Trio also offers a mortgage option called ownoption that secures a fixed interest rate at the time of lease signing that remains available to Trio’s customers for the life of the lease, should they choose to purchase the home.
Trio finances any newly-built home (houses built within the last five years) in Placer County with prices up to $527,700 with a Federal Housing Administration loan limit of $474,950.
The City of Roseville is hosting an informational workshop about Trio’s lease-to-own program Wednesday, May 25, at the Roseville City Center. The workshop will run from5:30 p.m. to 6:30 p.m. in the City Council Chambers at 311 Vernon Street. Those interesting in attending the workshop are encouraged to RSVP via email to email@example.com.
Additional information about the workshop is also available online, here.
To apply for the program or more information, please visit www.thinktrio.com.

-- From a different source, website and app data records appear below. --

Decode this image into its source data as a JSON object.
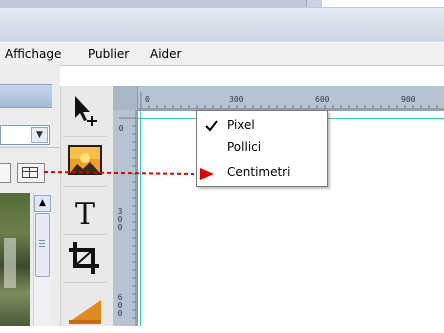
{
  "menubar": {
    "items": [
      {
        "label": "Affichage"
      },
      {
        "label": "Publier"
      },
      {
        "label": "Aider"
      }
    ]
  },
  "ruler": {
    "top_labels": [
      "0",
      "300",
      "600",
      "900"
    ],
    "left_labels": [
      "0",
      "300",
      "600"
    ]
  },
  "context_menu": {
    "items": [
      {
        "label": "Pixel",
        "checked": true
      },
      {
        "label": "Pollici",
        "checked": false
      },
      {
        "label": "Centimetri",
        "checked": false
      }
    ]
  },
  "icons": {
    "tools": [
      "select-arrow-icon",
      "image-icon",
      "text-icon",
      "crop-icon",
      "shape-icon"
    ],
    "left_panel": [
      "chevron-down-icon",
      "grid-icon",
      "scroll-up-icon"
    ],
    "menu": [
      "checkmark-icon",
      "red-arrow-pointer-icon"
    ]
  },
  "colors": {
    "guide": "#37c9c9",
    "pointer": "#e00000",
    "ruler": "#b8c3d1",
    "header": "#a7bad6"
  }
}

(NewsUSA) - Sponsored News - As spring blooms and temperatures warm up, it's time to open up the windows and go outside. This means getting into your garage and dusting off the cobwebs from your lawnmower, wiping down your outdoor table and chairs, and getting your car primed to take you where you want to go this summer season.
According to experts, outdoor equipment such as trimmers, blowers, chainsaws and even patio furniture need some time and attention to get them ready for use after sitting all winter. This is especially true for cars that have borne the brunt of snow, ice, slush and other winter-related weather.
Here are some tips for getting your machinery, vehicles and outdoor equipment ready for summer use and entertaining:
Get your lawnmower out of the corner of the garage. Wipe down all surfaces with a dry cloth, oil moving parts to ensure they are well lubricated, and make sure the blade is sharp. Sharp blades are better for your lawn and put less stress on the engine. If you added a fuel stabilizer like STA-BIL Storage prior to putting it away for the winter, it should start up smoothly. Should you have some hard starts, try a revitalizer like Start Your Engines! to get it revved up quickly.
Prime your automobile. With the cost of driving at a six-year low, you'll want to take that long-overdue road trip this summer, so ensuring that your auto is in tip-top shape is paramount. According to the AAA, driving costs are affected by how well your vehicle runs, and that includes the inside and outside of your car. Performing regular maintenance can ensure more efficient operation and help prevent costly repairs. One way to save money is by detailing the car yourself using products such as 303 Automotive Protectant to protect interior surfaces from cracking and fading. Originally engineered for aerospace and aviation applications, 303 Automotive Protectant safeguards against harmful UV rays that can cause discoloration. In addition, it keeps surfaces looking newer, leaves a dry matte finish so there's no oily feel, and helps repel dust. For the exterior, consider 303 Automotive Speed Detailer, which will instantly clean, protect and give your car a showroom shine. It's a great way to keep your car cleaner between washings. And at every fill-up to keep the engine running smoothly, use STA-BIL 360 Performance, a fuel treatment that protects your engine above and below the fuel line to keep your engine running cleaner, stronger and with greater performance.
Assess your outdoor furniture. No matter what material your outdoor furniture is made of, start by wiping down the surfaces. Plastic furniture, if left uncovered all winter, may just need a little soap and water to remove any dirt. To protect your outdoor furniture's hard surfaces from harmful UV Rays, apply a layer of 303 Protectant. You'll also want to protect your fabrics from water and other debris, so try 303 Fabric Guard.
For more information, please visit www.goldeagle.com.